Data entries:

=-=-=-=-=

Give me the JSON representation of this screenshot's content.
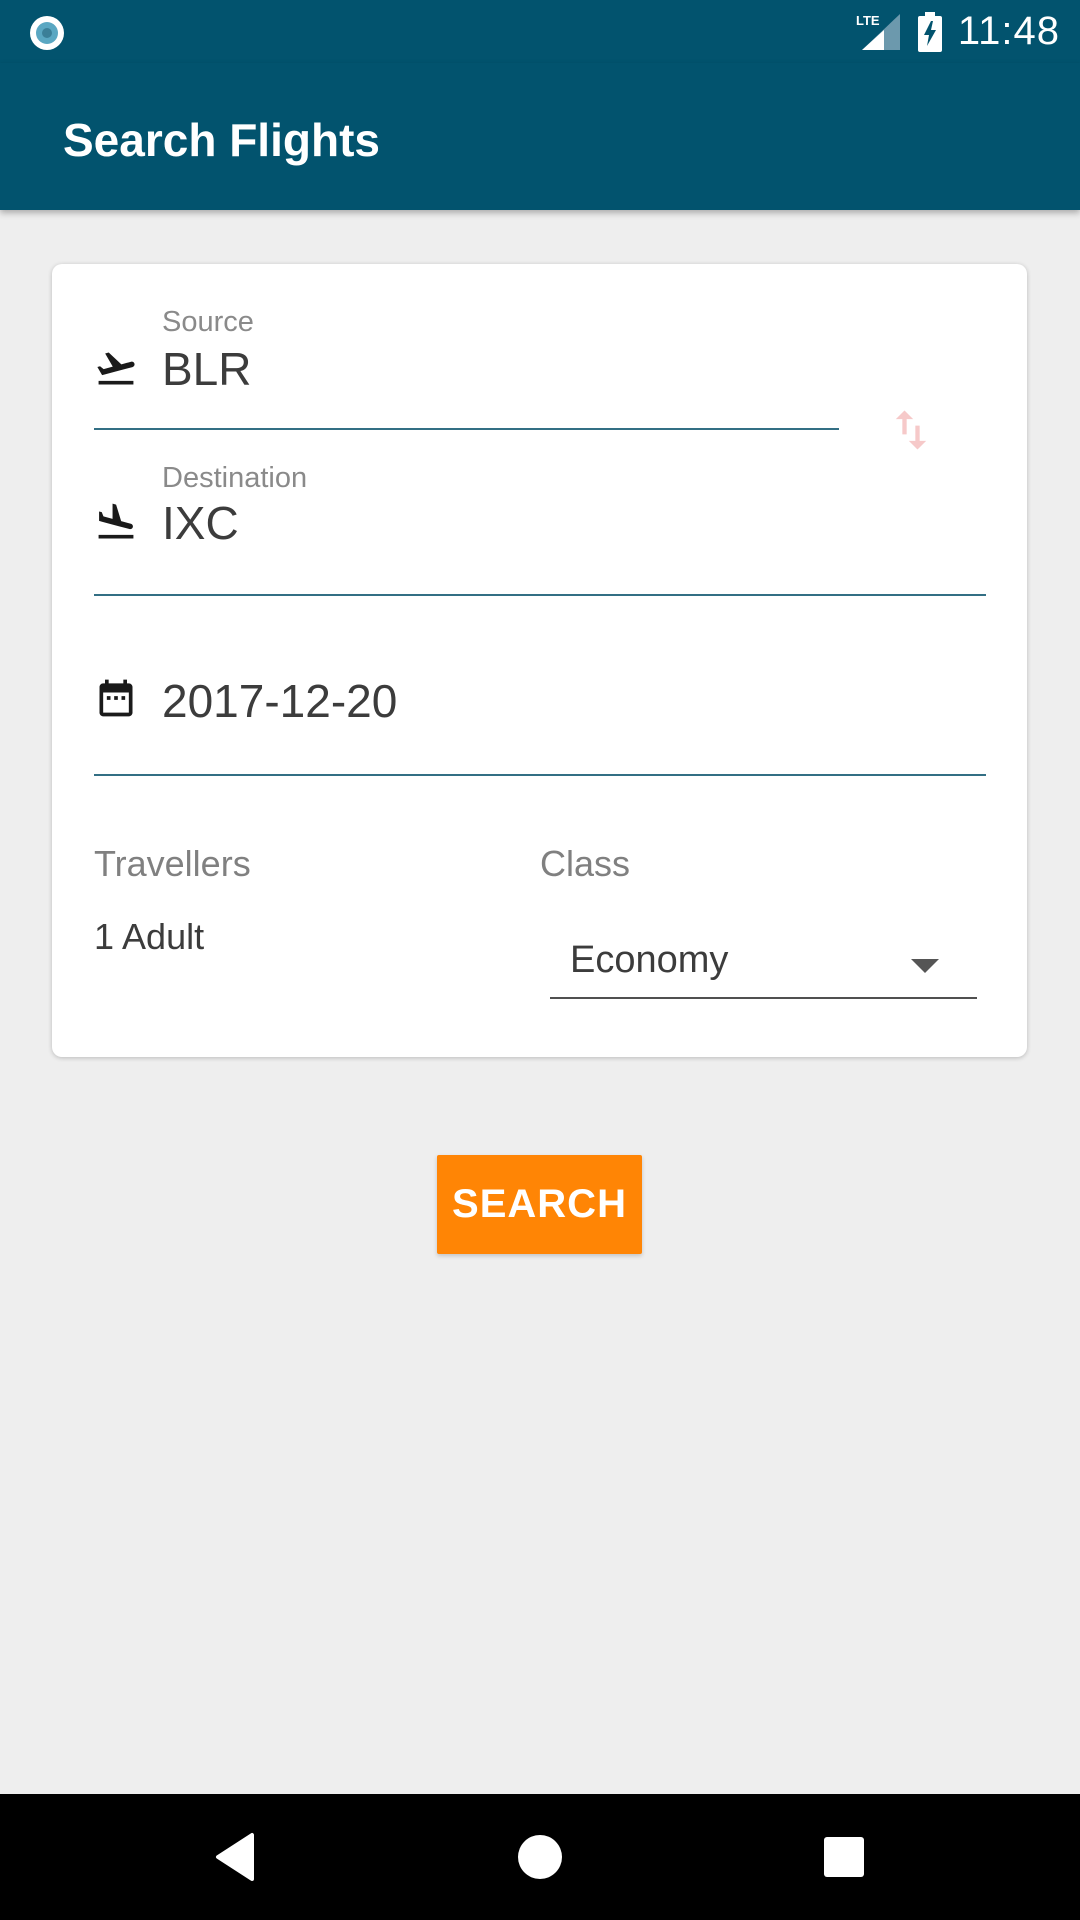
{
  "status_bar": {
    "network_label": "LTE",
    "time": "11:48",
    "icons": [
      "app-notification-icon",
      "signal-icon",
      "battery-charging-icon"
    ]
  },
  "app_bar": {
    "title": "Search Flights"
  },
  "form": {
    "source": {
      "label": "Source",
      "value": "BLR",
      "icon": "flight-takeoff-icon"
    },
    "destination": {
      "label": "Destination",
      "value": "IXC",
      "icon": "flight-landing-icon"
    },
    "swap_icon": "swap-vert-icon",
    "date": {
      "value": "2017-12-20",
      "icon": "calendar-icon"
    },
    "travellers": {
      "label": "Travellers",
      "value": "1 Adult"
    },
    "class": {
      "label": "Class",
      "value": "Economy",
      "icon": "arrow-drop-down-icon"
    }
  },
  "search_button": {
    "label": "SEARCH"
  },
  "nav": {
    "icons": [
      "back-icon",
      "home-icon",
      "recents-icon"
    ]
  },
  "colors": {
    "primary": "#02536e",
    "accent": "#ff8505",
    "background": "#eeeeee",
    "underline": "#336f84"
  }
}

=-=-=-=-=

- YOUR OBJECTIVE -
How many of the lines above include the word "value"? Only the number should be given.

- RESPONSE BELOW -
5